Choice 1: I open the bottom of my piggy bank, before it was full. Count all my coins and take just enough to buy what I wanted.
Choice 2: Wait it out. Wait until the piggy bank could not hold another dime, then count all the money.
These choices were difficult for me to make. If I acted on my first instinct (choice 1) I might not have had enough money to purchase my impulsive desire of a snack or ice cream. I also would have prolonged a savings goal. Some people have a goal for the amount of money they will save with their piggy bank. Choice 1, involves taking money from a big savings goal and put me at risk of not saving enough and/or having to save for a longer period of time.
Choice 2, may not be better than Choice 1. If I were to wait it out, I would miss out on my snack or ice cream. Of course I could ask my parents to buy it for me, but that takes away from my independent spending and saving education. Then there is the big question. Will I have enough money after waiting it out? If I have a goal of saving $25.00, does my piggy bank hold $25 in coins? Will I have more than enough money and be able to buy my snacks, ice cream, toy and whatever it is I initially started saving for?

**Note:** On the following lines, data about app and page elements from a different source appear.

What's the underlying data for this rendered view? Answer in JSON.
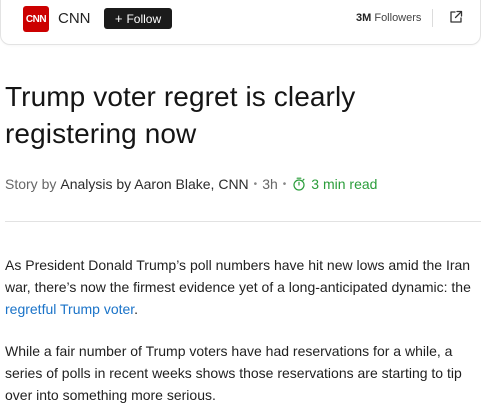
{
  "publisher": {
    "logo_text": "CNN",
    "name": "CNN",
    "follow_label": "Follow",
    "followers_count": "3M",
    "followers_label": "Followers",
    "brand_color": "#cc0000"
  },
  "article": {
    "headline": "Trump voter regret is clearly registering now",
    "byline": {
      "prefix": "Story by",
      "author": "Analysis by Aaron Blake, CNN",
      "age": "3h",
      "read_time": "3 min read"
    },
    "paragraphs": [
      {
        "before": "As President Donald Trump’s poll numbers have hit new lows amid the Iran war, there’s now the firmest evidence yet of a long-anticipated dynamic: the ",
        "link": "regretful Trump voter",
        "after": "."
      },
      {
        "text": "While a fair number of Trump voters have had reservations for a while, a series of polls in recent weeks shows those reservations are starting to tip over into something more serious."
      }
    ]
  },
  "colors": {
    "link": "#1a73c8",
    "read_time": "#2a9d3a"
  },
  "icons": {
    "share": "share-external-icon",
    "stopwatch": "stopwatch-icon"
  }
}
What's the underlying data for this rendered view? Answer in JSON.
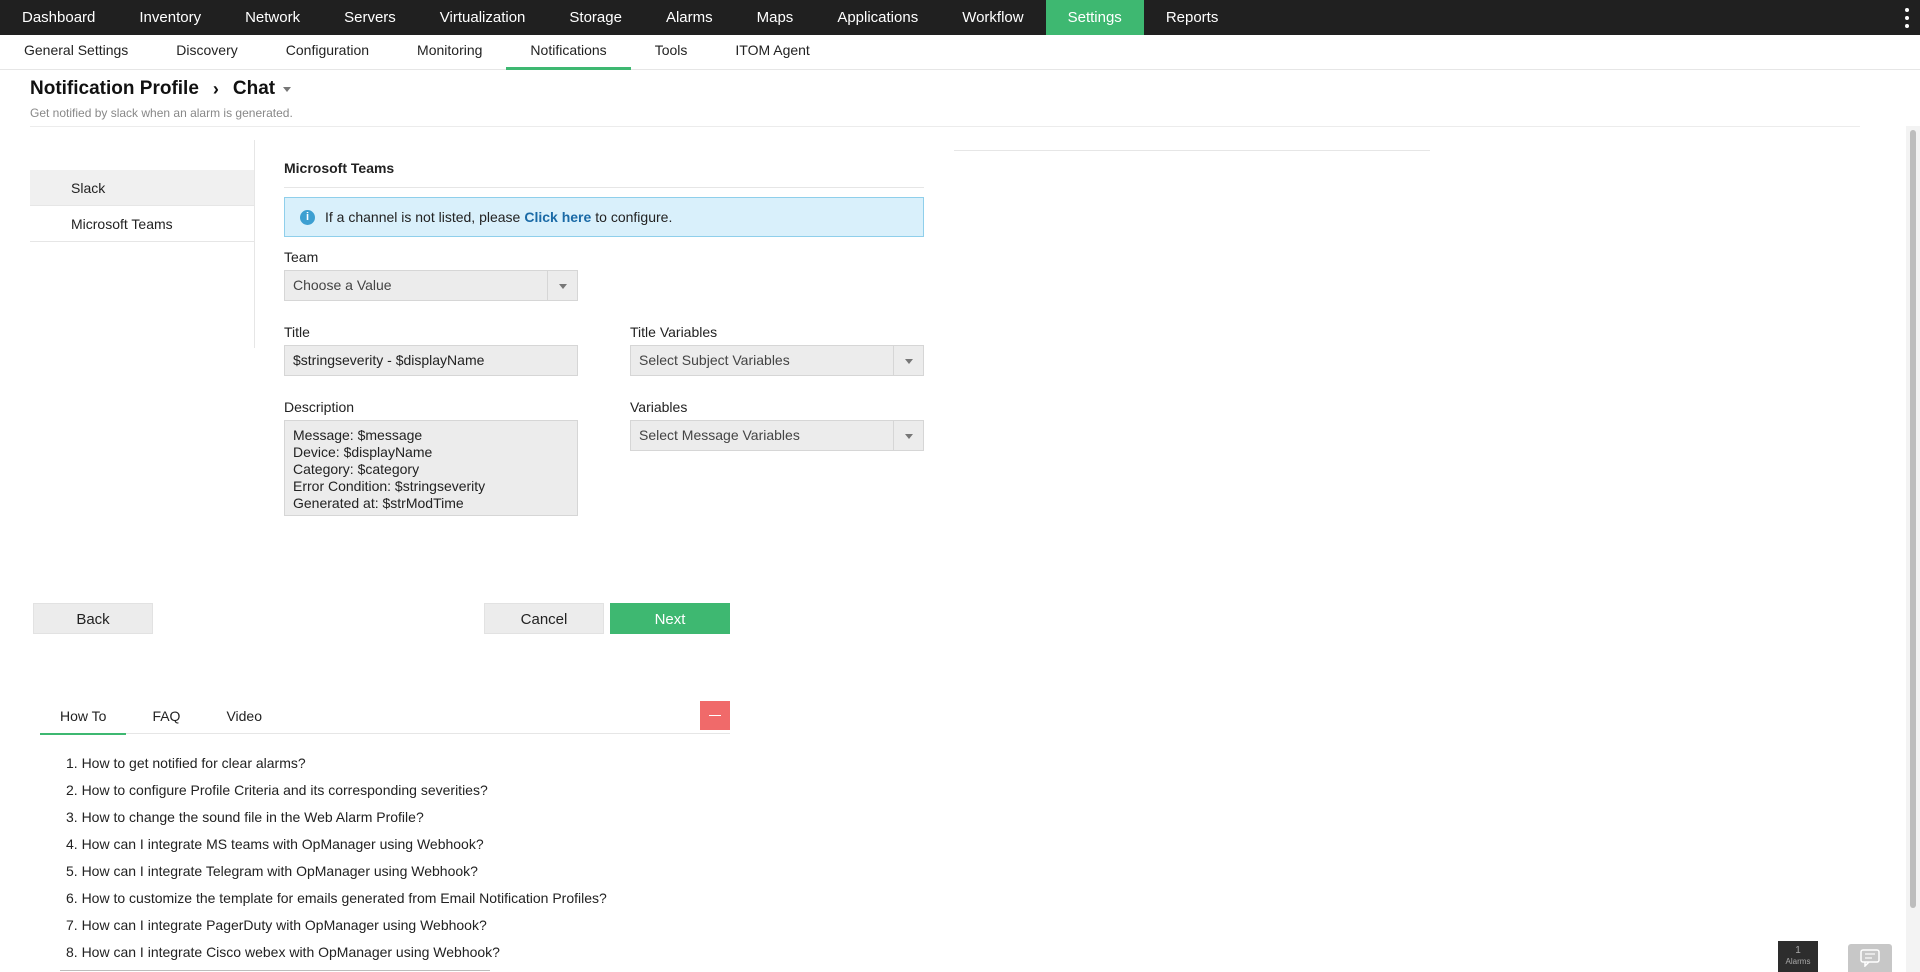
{
  "top_nav": {
    "items": [
      "Dashboard",
      "Inventory",
      "Network",
      "Servers",
      "Virtualization",
      "Storage",
      "Alarms",
      "Maps",
      "Applications",
      "Workflow",
      "Settings",
      "Reports"
    ],
    "active": "Settings"
  },
  "sub_nav": {
    "items": [
      "General Settings",
      "Discovery",
      "Configuration",
      "Monitoring",
      "Notifications",
      "Tools",
      "ITOM Agent"
    ],
    "active": "Notifications"
  },
  "header": {
    "breadcrumb_root": "Notification Profile",
    "breadcrumb_current": "Chat",
    "subtitle": "Get notified by slack when an alarm is generated."
  },
  "channels": {
    "items": [
      "Slack",
      "Microsoft Teams"
    ],
    "active": "Slack"
  },
  "form": {
    "section_title": "Microsoft Teams",
    "info": {
      "before": "If a channel is not listed, please",
      "link": "Click here",
      "after": "to configure."
    },
    "team_label": "Team",
    "team_value": "Choose a Value",
    "title_label": "Title",
    "title_value": "$stringseverity - $displayName",
    "title_variables_label": "Title Variables",
    "title_variables_value": "Select Subject Variables",
    "description_label": "Description",
    "description_lines": [
      "Message: $message",
      "Device: $displayName",
      "Category: $category",
      "Error Condition: $stringseverity",
      "Generated at: $strModTime"
    ],
    "variables_label": "Variables",
    "variables_value": "Select Message Variables"
  },
  "buttons": {
    "back": "Back",
    "cancel": "Cancel",
    "next": "Next"
  },
  "help": {
    "tabs": [
      "How To",
      "FAQ",
      "Video"
    ],
    "active_tab": "How To",
    "items": [
      "1. How to get notified for clear alarms?",
      "2. How to configure Profile Criteria and its corresponding severities?",
      "3. How to change the sound file in the Web Alarm Profile?",
      "4. How can I integrate MS teams with OpManager using Webhook?",
      "5. How can I integrate Telegram with OpManager using Webhook?",
      "6. How to customize the template for emails generated from Email Notification Profiles?",
      "7. How can I integrate PagerDuty with OpManager using Webhook?",
      "8. How can I integrate Cisco webex with OpManager using Webhook?"
    ]
  },
  "widgets": {
    "alarm_count": "1",
    "alarm_label": "Alarms"
  },
  "icons": {
    "info": "info-icon",
    "breadcrumb_separator": "chevron-right-icon",
    "dropdown": "chevron-down-icon",
    "menu": "kebab-menu-icon",
    "minimize": "minimize-icon",
    "chat": "chat-icon"
  },
  "colors": {
    "accent": "#3eb871",
    "nav_bg": "#202020",
    "info_bg": "#d9f0fb",
    "link": "#1a6aa6",
    "minimize": "#f06a6a"
  }
}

Having a piggy bank was a lot of fun, when I was a kid. Now that I am older and can look at all the different problems that could arise when using a piggy bank to save.
I never knew how much money was in the Pig.

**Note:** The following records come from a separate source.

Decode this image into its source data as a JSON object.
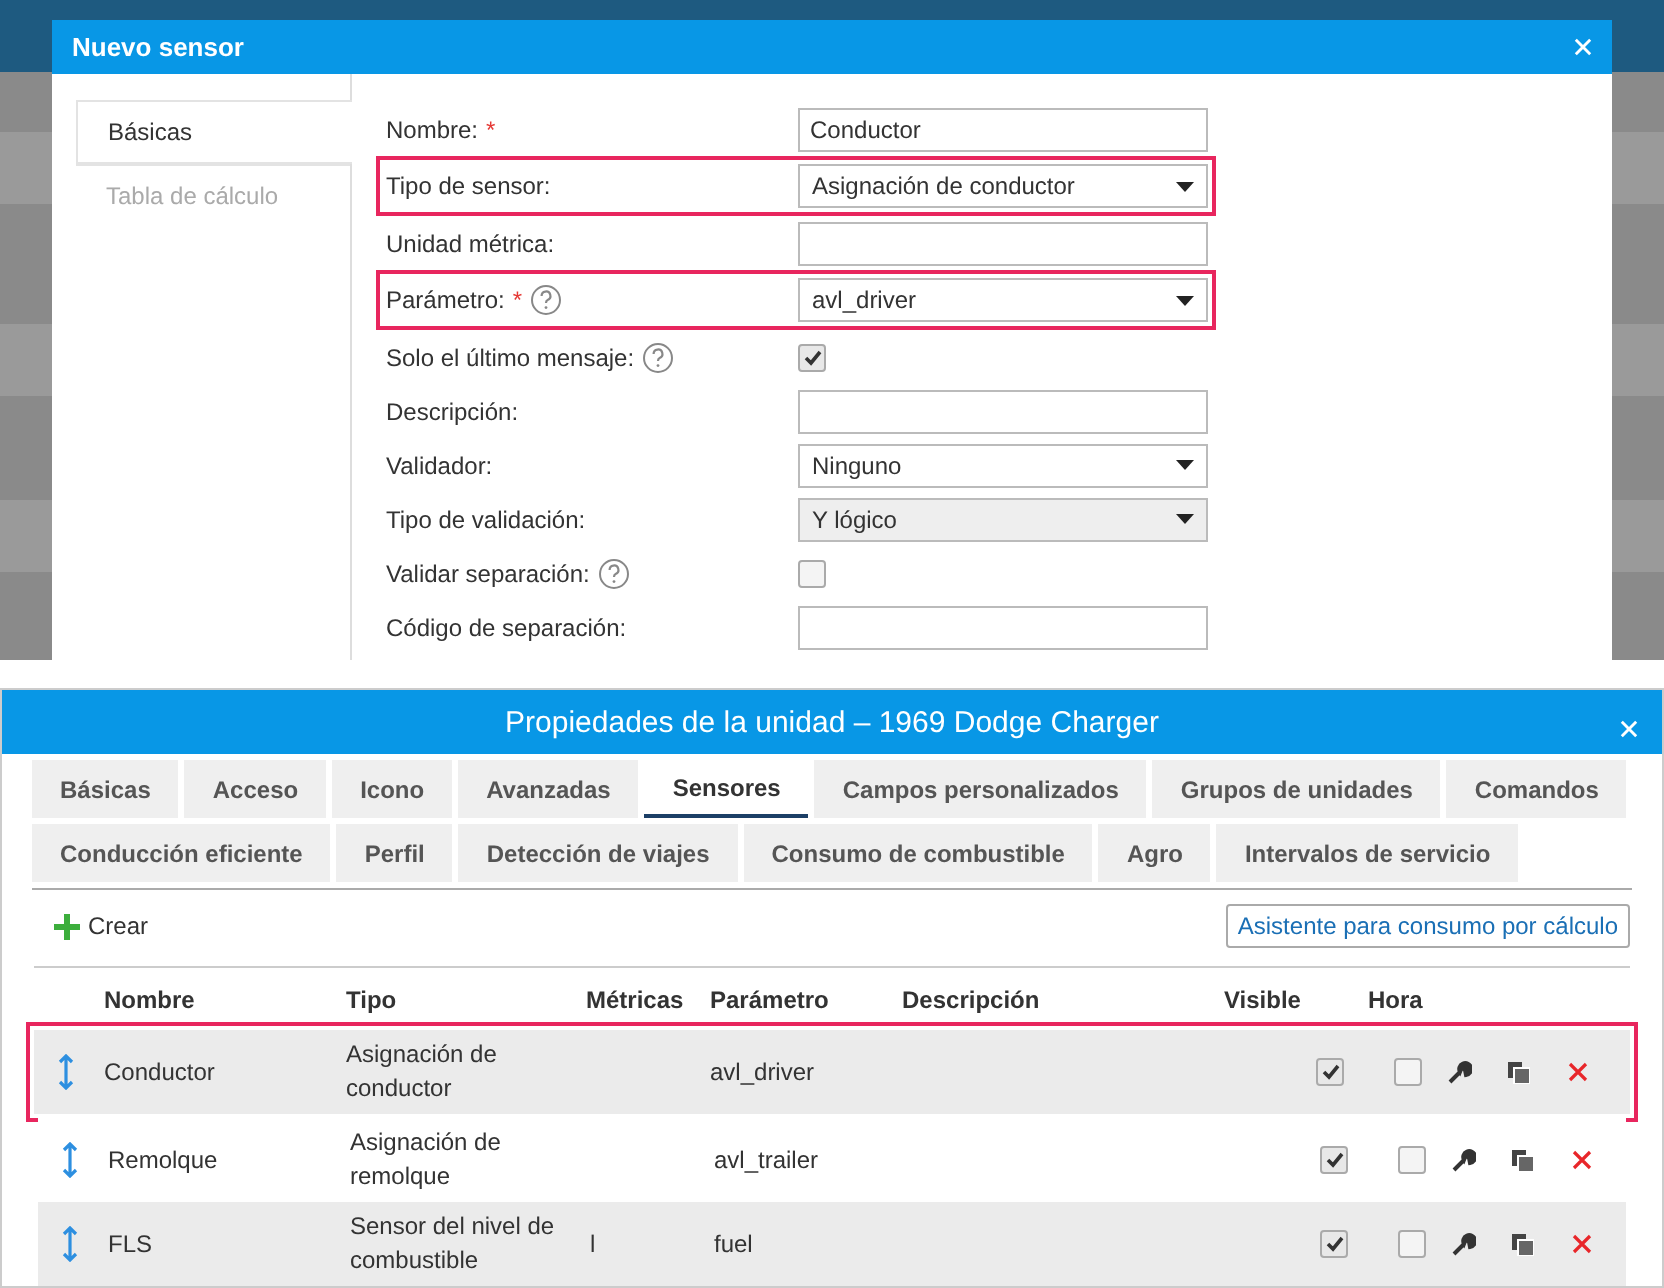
{
  "dialog": {
    "title": "Nuevo sensor",
    "tabs": [
      {
        "label": "Básicas",
        "selected": true
      },
      {
        "label": "Tabla de cálculo",
        "selected": false
      }
    ],
    "fields": [
      {
        "label": "Nombre:",
        "required_mark": "*",
        "help": false,
        "kind": "text",
        "value": "Conductor",
        "disabled": false,
        "highlighted": false
      },
      {
        "label": "Tipo de sensor:",
        "help": false,
        "kind": "select",
        "value": "Asignación de conductor",
        "disabled": false,
        "highlighted": true
      },
      {
        "label": "Unidad métrica:",
        "help": false,
        "kind": "text",
        "disabled": false,
        "highlighted": false
      },
      {
        "label": "Parámetro:",
        "required_mark": "*",
        "help": true,
        "kind": "select",
        "value": "avl_driver",
        "disabled": false,
        "highlighted": true
      },
      {
        "label": "Solo el último mensaje:",
        "help": true,
        "kind": "checkbox",
        "checked": true,
        "disabled": false,
        "highlighted": false
      },
      {
        "label": "Descripción:",
        "help": false,
        "kind": "text",
        "disabled": false,
        "highlighted": false
      },
      {
        "label": "Validador:",
        "help": false,
        "kind": "select",
        "value": "Ninguno",
        "disabled": false,
        "highlighted": false
      },
      {
        "label": "Tipo de validación:",
        "help": false,
        "kind": "select",
        "value": "Y lógico",
        "disabled": true,
        "highlighted": false
      },
      {
        "label": "Validar separación:",
        "help": true,
        "kind": "checkbox",
        "checked": false,
        "disabled": false,
        "highlighted": false
      },
      {
        "label": "Código de separación:",
        "help": false,
        "kind": "text",
        "disabled": false,
        "highlighted": false
      }
    ]
  },
  "window": {
    "title": "Propiedades de la unidad – 1969 Dodge Charger",
    "tab_rows": [
      [
        {
          "label": "Básicas",
          "selected": false
        },
        {
          "label": "Acceso",
          "selected": false
        },
        {
          "label": "Icono",
          "selected": false
        },
        {
          "label": "Avanzadas",
          "selected": false
        },
        {
          "label": "Sensores",
          "selected": true
        },
        {
          "label": "Campos personalizados",
          "selected": false
        },
        {
          "label": "Grupos de unidades",
          "selected": false
        },
        {
          "label": "Comandos",
          "selected": false
        }
      ],
      [
        {
          "label": "Conducción eficiente",
          "selected": false
        },
        {
          "label": "Perfil",
          "selected": false
        },
        {
          "label": "Detección de viajes",
          "selected": false
        },
        {
          "label": "Consumo de combustible",
          "selected": false
        },
        {
          "label": "Agro",
          "selected": false
        },
        {
          "label": "Intervalos de servicio",
          "selected": false
        }
      ]
    ],
    "create_button": "Crear",
    "wizard_button": "Asistente para consumo por cálculo",
    "table": {
      "columns": [
        "Nombre",
        "Tipo",
        "Métricas",
        "Parámetro",
        "Descripción",
        "Visible",
        "Hora"
      ],
      "rows": [
        {
          "name": "Conductor",
          "type": "Asignación de conductor",
          "parameter": "avl_driver",
          "visible": true,
          "time": false,
          "highlighted": true
        },
        {
          "name": "Remolque",
          "type": "Asignación de remolque",
          "parameter": "avl_trailer",
          "visible": true,
          "time": false,
          "highlighted": false
        },
        {
          "name": "FLS",
          "type": "Sensor del nivel de combustible",
          "metrics": "l",
          "parameter": "fuel",
          "visible": true,
          "time": false,
          "highlighted": false
        }
      ]
    }
  }
}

If I had a hard plastic or ceramic Pig, I would have to break it open to count my money. (Soft plastic Piggy Banks are more common today).
Often, I was not saving for a goal.
If we were to think of a Piggy Bank as an actual bank location, like Bank of America or Wells Fargo, we would be appalled by how little we actually get from having a Piggy Bank.
Here’s a humorous tale of Jessica trips to the PIGGY bank.
Walking up to the teller, Jessica grabs a lollipop. She has been saving all year for a new bike. The bike cost $38.00 and she thinks she’s pretty close to her savings goal. She looks at the teller and says “Hi, I would like to know how much money is in my bank account?”
The teller smiles, then looks up Jessica’s name in the bank database. “Oh, I am sorry, we don’t keep bank totals for our customers who have Piggy Bank accounts” says the teller.
“How am I going to be able to find out how much money I have saved?” Jessica asks.
The teller replies, “I can bring you to your Pig and you can crack it open to see how much money you have. You will then have to pay $2.00 to buy another Pig, if you wish to continue saving”
A loud crack, followed by the sound of coins hitting the table could be heard from the banks safe. Jessica collected the coins that had rolled all over the floor of the safe room. She organized the bills, quarters, nickels, dimes, and pennies, then she began to count. It took her hours to find out how much money she had. She needed $38.00, but by the time she finished counting, she only had $32.10. She was just $5.90 short and she had to pay for a new Pig. Jessica could have saved time and money, if there was a way for her to check her savings without counting the money in the Piggy Bank. It is important that while saving, children are able to track their money.
Bank accounts for children allow the parent and child to know how much a child has saved. There are several banks that allow adults to open savings accounts for children. You can learn more about real kids bank accounts by reading the Money Munchkids article “All About Kids Bank Accounts”.